In an ever more virtual and knowledge-based economy, the beauty of the Meetings, Incentives, Conferences and Events (MICE) industry is that it is still about the magic of people meeting, face to face, in real time, and making human connections the old-fashioned way. While teleconferencing advances, it is still, in the eyes of most senior businesspeople, an augmented version of the phone call rather than a real competitor for the kind of sustained, nuanced reaction that are possible in the flesh.
The MICE industry therefore faces the challenge of meeting the highest technical standards in providing flexible spaces in a wide array of venues on the African continent – an environment where reliable power supply, good transport links and world-class wifi are not always a given, especially outside of South Africa.
While the nascent East African and West African events industries leverage their proximity to existing commercial nodes and race to meet global standards, South Africa’s established events venues – especially the trio of the Sandton, Durban and Cape Town International Convention Centres, as well as Gauteng’s large expo venues (such as Nasrec) face a different challenge. Having long met global norms, these venues now face the challenge of distinguishing themselves through added value in an environment where corporate clients are more conscious than ever of the environmental and cost implications of South Africa as a long-haul destination comparatively distant from Europe, Asia and North America.

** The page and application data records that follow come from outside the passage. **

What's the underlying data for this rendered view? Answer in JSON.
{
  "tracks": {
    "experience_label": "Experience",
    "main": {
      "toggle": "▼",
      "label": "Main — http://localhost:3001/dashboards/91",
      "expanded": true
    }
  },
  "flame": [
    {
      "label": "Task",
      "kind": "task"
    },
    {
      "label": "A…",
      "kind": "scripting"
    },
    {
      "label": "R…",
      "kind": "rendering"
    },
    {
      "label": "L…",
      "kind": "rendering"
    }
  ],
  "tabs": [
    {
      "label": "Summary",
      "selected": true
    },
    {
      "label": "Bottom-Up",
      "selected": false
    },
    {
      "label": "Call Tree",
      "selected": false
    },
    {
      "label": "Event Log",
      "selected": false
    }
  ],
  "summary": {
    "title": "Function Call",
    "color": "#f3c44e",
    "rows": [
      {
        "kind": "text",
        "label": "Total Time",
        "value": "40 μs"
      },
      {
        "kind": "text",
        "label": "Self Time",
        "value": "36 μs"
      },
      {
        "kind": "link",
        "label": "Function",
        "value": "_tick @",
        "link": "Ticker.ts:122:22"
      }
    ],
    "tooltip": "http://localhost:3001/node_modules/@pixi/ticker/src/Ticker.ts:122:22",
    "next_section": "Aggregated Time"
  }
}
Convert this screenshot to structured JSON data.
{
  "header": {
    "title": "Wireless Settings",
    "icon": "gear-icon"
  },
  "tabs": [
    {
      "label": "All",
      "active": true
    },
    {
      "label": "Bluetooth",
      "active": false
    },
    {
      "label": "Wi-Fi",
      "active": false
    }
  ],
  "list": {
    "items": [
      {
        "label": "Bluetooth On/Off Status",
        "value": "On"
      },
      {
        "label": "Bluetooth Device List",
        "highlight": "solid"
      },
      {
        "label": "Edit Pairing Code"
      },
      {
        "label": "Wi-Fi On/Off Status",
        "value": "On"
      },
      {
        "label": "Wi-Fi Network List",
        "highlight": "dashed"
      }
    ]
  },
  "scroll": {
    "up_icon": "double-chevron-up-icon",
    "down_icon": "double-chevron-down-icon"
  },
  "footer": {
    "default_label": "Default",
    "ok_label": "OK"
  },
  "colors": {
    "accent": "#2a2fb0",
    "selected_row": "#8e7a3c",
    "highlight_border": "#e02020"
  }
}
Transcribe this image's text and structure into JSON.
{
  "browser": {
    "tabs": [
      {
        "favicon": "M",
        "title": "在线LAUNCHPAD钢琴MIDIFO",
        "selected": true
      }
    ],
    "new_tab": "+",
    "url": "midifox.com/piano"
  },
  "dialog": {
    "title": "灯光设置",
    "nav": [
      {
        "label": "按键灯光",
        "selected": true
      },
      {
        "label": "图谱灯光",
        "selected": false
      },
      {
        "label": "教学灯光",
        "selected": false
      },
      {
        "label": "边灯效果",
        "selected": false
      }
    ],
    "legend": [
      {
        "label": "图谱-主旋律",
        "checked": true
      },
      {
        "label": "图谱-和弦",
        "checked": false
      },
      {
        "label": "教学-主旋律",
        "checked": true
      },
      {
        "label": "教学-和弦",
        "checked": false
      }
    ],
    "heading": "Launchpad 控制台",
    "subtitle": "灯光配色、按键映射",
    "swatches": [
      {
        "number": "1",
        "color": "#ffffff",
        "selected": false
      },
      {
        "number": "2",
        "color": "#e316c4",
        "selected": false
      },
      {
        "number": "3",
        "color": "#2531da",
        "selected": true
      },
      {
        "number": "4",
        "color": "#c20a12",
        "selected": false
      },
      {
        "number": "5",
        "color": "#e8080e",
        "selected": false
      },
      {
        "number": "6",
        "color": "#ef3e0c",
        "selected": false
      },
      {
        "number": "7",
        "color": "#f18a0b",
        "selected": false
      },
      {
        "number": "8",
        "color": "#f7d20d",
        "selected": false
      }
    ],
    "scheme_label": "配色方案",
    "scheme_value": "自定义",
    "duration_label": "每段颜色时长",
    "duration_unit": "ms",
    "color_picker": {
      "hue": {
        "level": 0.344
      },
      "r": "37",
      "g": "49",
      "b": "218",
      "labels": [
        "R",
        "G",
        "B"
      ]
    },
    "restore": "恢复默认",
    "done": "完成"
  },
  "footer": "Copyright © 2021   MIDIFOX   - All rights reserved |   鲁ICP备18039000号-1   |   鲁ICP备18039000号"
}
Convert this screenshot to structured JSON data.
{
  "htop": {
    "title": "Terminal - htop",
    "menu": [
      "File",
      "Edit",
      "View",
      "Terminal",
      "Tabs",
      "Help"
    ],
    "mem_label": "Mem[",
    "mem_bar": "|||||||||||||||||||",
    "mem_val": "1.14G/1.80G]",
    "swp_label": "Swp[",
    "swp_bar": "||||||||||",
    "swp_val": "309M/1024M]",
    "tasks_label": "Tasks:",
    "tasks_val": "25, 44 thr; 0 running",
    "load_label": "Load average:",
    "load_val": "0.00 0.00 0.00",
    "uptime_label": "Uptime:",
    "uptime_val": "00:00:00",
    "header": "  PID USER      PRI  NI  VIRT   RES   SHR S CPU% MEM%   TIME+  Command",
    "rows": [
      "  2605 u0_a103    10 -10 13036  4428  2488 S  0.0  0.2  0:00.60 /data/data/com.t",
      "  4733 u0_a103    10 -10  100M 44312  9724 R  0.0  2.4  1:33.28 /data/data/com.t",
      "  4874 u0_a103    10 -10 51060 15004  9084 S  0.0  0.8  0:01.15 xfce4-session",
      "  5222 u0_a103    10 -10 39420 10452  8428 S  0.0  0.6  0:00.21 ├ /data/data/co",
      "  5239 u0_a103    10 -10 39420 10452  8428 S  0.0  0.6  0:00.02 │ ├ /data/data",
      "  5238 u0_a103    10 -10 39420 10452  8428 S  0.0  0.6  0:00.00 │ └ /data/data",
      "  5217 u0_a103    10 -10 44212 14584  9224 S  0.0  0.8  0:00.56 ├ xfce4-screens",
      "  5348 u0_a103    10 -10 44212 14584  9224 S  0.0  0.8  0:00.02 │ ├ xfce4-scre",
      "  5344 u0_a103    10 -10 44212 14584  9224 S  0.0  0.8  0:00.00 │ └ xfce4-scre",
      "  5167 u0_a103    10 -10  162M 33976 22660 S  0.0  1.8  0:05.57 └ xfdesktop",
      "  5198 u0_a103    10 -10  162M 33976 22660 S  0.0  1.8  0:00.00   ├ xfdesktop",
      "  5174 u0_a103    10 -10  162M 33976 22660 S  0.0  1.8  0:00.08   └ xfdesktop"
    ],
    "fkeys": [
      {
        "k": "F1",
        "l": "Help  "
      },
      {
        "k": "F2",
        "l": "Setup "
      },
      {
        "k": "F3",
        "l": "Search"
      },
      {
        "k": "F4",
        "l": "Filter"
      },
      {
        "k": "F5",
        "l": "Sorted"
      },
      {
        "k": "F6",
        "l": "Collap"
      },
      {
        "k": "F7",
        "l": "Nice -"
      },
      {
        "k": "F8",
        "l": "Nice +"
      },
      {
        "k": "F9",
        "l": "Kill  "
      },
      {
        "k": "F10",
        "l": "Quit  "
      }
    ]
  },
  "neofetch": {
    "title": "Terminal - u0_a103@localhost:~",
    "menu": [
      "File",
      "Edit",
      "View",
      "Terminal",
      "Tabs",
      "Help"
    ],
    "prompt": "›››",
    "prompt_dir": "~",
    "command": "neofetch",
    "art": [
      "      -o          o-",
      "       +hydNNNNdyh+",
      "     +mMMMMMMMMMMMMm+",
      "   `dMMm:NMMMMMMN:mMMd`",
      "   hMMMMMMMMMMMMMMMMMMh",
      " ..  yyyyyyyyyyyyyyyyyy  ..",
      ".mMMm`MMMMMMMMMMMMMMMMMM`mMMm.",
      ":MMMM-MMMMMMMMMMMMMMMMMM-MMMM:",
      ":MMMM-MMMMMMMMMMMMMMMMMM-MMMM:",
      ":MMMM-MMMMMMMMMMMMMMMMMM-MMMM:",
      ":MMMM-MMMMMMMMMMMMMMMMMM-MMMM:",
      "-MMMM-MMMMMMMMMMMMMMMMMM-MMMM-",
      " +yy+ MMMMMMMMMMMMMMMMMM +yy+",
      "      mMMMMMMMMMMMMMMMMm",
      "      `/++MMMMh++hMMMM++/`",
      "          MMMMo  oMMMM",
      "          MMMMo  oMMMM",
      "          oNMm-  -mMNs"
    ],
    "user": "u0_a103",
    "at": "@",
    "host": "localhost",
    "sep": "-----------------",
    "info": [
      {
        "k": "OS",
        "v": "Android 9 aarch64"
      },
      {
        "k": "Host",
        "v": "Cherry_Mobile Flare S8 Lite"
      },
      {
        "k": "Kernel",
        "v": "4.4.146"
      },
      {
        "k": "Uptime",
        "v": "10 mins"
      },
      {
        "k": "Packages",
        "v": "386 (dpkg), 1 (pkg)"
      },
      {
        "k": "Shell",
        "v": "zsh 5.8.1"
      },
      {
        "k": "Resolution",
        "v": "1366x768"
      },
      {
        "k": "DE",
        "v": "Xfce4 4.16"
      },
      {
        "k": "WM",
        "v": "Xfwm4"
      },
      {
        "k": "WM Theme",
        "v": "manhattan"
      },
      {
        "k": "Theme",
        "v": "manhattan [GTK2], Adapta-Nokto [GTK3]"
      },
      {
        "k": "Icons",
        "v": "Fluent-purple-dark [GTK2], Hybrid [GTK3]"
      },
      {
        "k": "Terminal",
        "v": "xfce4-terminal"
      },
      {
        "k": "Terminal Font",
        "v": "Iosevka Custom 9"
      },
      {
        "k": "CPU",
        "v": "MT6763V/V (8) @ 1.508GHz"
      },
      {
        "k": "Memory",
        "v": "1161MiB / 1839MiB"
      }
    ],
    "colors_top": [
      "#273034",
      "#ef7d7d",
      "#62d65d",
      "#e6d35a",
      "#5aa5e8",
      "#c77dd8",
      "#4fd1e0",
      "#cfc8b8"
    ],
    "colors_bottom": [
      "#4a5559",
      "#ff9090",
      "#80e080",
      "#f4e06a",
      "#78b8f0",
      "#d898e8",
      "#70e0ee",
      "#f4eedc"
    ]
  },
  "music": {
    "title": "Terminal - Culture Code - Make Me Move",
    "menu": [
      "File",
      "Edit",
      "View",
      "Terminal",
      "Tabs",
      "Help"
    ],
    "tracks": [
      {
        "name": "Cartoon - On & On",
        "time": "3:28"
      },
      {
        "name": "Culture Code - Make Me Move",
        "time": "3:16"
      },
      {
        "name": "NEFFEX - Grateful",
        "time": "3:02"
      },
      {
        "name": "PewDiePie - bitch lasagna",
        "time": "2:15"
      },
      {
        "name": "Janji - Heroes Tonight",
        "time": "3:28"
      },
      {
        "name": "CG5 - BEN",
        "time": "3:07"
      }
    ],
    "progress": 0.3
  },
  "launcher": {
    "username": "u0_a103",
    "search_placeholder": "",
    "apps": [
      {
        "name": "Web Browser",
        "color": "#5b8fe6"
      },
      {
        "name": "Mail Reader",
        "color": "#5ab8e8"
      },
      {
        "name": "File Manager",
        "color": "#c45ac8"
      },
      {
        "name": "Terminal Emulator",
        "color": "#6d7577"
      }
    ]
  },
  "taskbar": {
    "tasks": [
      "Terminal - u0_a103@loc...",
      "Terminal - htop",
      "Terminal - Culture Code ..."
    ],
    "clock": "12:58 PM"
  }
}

Acording to James Seymour, CEO of the Durban KZN Convention Bureau, which bids for major events on behalf of the city of Durban and Kwa-Zulu Natal province, clients both domestic and international increasingly expect “an over-arching distinctive experience which includes entertainment, spouses’ programmes and pre- and post-event tours”. In addition, the largest conferences often necessitate additional connectivity and bandwidth, according to Seymour.
One infrastructure strength for South Africa’s MICE sector is the variety of local manufacture – according to Seymour, Durban’s Ventures Group now manufactures marquees and tents that can seat 3 000 – and the breadth and depth of South Africa’s multilingualism, which means that there is little need to import foreign interpreters. Cape Town and Johannesburg’s substantial European and international expat community, for example, mean that simultaneous interpreters can be sourced at short notice at the highest level of experience, especially in major European languages.
While free wi-fi is becoming standard across all major event venues and hotels of international standard, the question of technology is still a fraught one. Venues are sometimes caught in a catch-22 where AV technologies must be maintained at the cutting edge as a matter of course for large and small venues alike, but videoconferencing (VC) is still little used at the plenary scale (although more frequently during breakaway sessions). The reason for this is that the way business relationships are initiated and cements is as old as business itself; the existence and even the ubiquity of VC will not soon replace real-time in-person meetings, but has and will continue to enhance them or replace more routine meetings. The MICE industry, then, is still selling a business essential.
The physical infrastructure of South Africa’s cities is something that will continue to come under scrutiny in the future as the MICE industry is increasingly expected to meet international greening standards in order to attract major international events. The timely roll-out of clean, punctual bus rapid transit and integrated rapid transit systems such as the Gautrain to South Africa’s cities has been but a first step in this direction. An ever-densifying network of public transport and event-specific transport (greatly helped by the World Cup, which forced all host cities to develop first-rate event plans for transport, safety and services) will in future allow several venues to co-host events much larger than those that can be accommodated today. Yet, at the same time that national expositions, World’s Fairs and top-level biennales, motor shows etc. are growing in size, they remain few in number, and most venues must earn their bread and butter by understanding a new trend towards smaller, more flexible spaces. Says Monique Swart of the African Business Travel Association, “many of the newer properties have far more of the smaller-sized rooms and fewer of the big conferencing spaces. Or they will have partitioning, in order to re-size the spaces to the capacity needed. Generally if you attend an event here at a property with a lot of break-away rooms, you will find every one of them booked on any given day, whereas the larger rooms might stand empty.”